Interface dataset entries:
____
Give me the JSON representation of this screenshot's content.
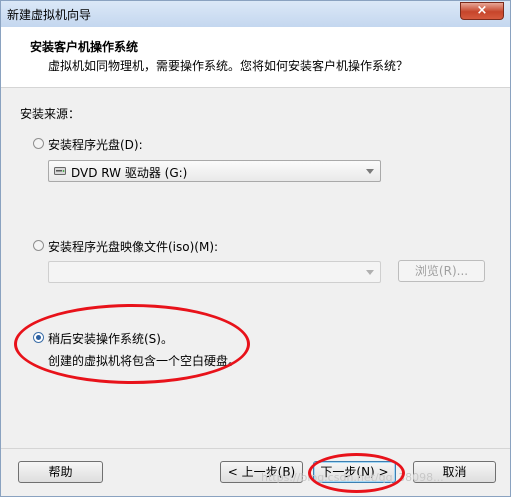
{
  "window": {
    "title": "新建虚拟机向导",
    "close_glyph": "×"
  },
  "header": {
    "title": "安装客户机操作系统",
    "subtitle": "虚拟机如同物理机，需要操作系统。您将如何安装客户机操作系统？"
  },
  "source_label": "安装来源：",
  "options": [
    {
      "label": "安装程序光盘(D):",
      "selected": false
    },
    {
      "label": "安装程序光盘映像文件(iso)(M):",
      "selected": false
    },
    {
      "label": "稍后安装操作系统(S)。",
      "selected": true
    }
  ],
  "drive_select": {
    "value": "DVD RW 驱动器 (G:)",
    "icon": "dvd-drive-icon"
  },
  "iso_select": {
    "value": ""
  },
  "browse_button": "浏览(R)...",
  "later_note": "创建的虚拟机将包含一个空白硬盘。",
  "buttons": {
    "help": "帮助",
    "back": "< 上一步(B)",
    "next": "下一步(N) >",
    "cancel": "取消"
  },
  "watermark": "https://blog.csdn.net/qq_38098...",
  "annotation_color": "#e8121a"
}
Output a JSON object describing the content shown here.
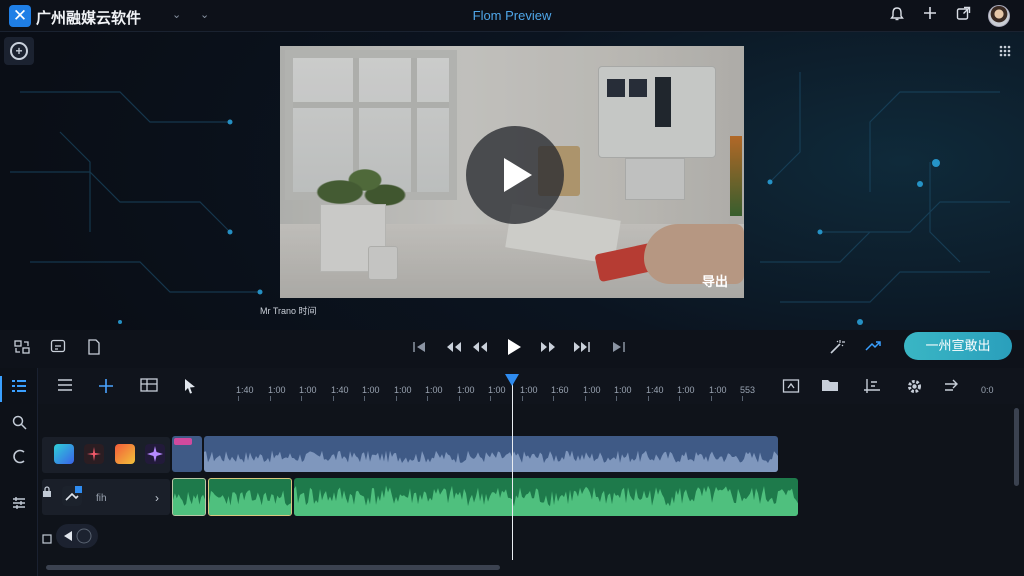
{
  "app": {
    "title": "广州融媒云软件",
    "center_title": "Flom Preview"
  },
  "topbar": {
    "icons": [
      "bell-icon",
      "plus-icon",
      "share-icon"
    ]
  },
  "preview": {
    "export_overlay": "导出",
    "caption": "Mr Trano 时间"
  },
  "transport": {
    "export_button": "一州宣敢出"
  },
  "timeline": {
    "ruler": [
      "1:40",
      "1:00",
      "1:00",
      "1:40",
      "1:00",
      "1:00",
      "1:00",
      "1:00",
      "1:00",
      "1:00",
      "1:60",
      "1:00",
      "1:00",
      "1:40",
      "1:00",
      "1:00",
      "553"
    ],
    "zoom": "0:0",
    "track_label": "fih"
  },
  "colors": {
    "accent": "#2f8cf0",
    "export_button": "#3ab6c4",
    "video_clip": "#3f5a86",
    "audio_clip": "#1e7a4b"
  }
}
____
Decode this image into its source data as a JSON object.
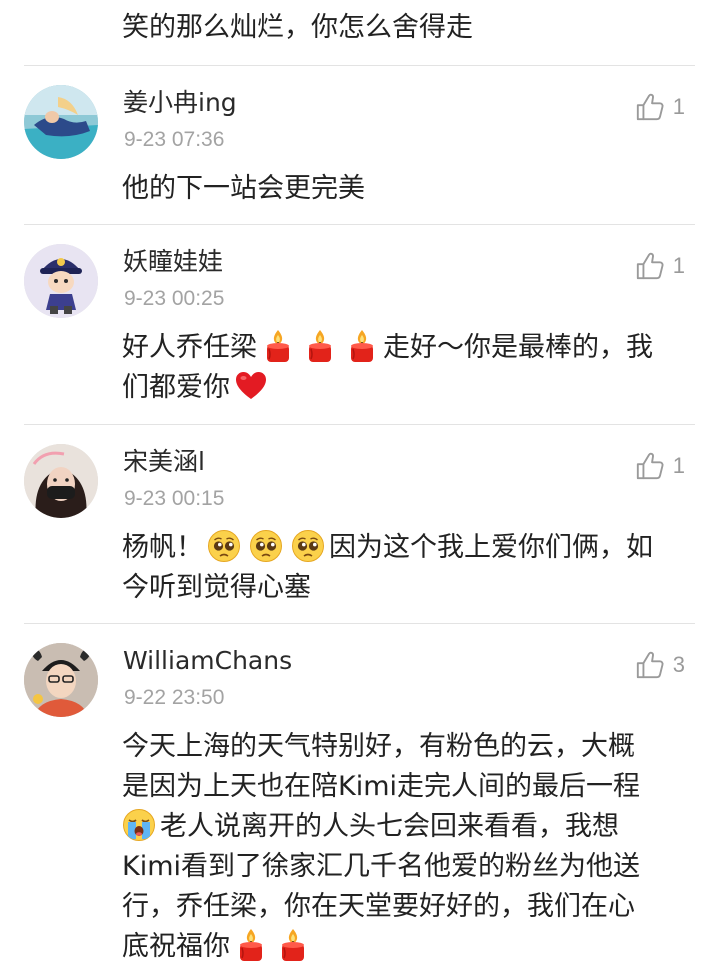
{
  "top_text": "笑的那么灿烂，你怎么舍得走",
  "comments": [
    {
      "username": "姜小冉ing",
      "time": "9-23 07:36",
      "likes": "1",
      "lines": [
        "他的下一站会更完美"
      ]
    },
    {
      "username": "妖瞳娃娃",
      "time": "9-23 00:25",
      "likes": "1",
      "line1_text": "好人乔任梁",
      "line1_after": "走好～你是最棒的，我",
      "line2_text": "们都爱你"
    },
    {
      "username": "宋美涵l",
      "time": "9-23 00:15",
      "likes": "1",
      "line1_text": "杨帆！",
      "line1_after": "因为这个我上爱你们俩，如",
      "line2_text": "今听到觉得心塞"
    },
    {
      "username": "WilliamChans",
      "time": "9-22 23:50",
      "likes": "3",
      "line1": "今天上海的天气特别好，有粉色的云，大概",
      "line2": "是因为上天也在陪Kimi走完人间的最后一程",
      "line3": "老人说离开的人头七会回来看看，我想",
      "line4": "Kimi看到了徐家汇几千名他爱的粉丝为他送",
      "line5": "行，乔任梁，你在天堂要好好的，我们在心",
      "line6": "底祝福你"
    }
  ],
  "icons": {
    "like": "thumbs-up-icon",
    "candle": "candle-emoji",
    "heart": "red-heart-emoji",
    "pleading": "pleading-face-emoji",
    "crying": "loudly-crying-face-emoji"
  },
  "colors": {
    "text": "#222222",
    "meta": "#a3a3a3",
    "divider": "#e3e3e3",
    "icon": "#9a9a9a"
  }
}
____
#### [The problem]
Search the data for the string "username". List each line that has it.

#### [Solution to the exercise]
      "username": "姜小冉ing",
      "username": "妖瞳娃娃",
      "username": "宋美涵l",
      "username": "WilliamChans",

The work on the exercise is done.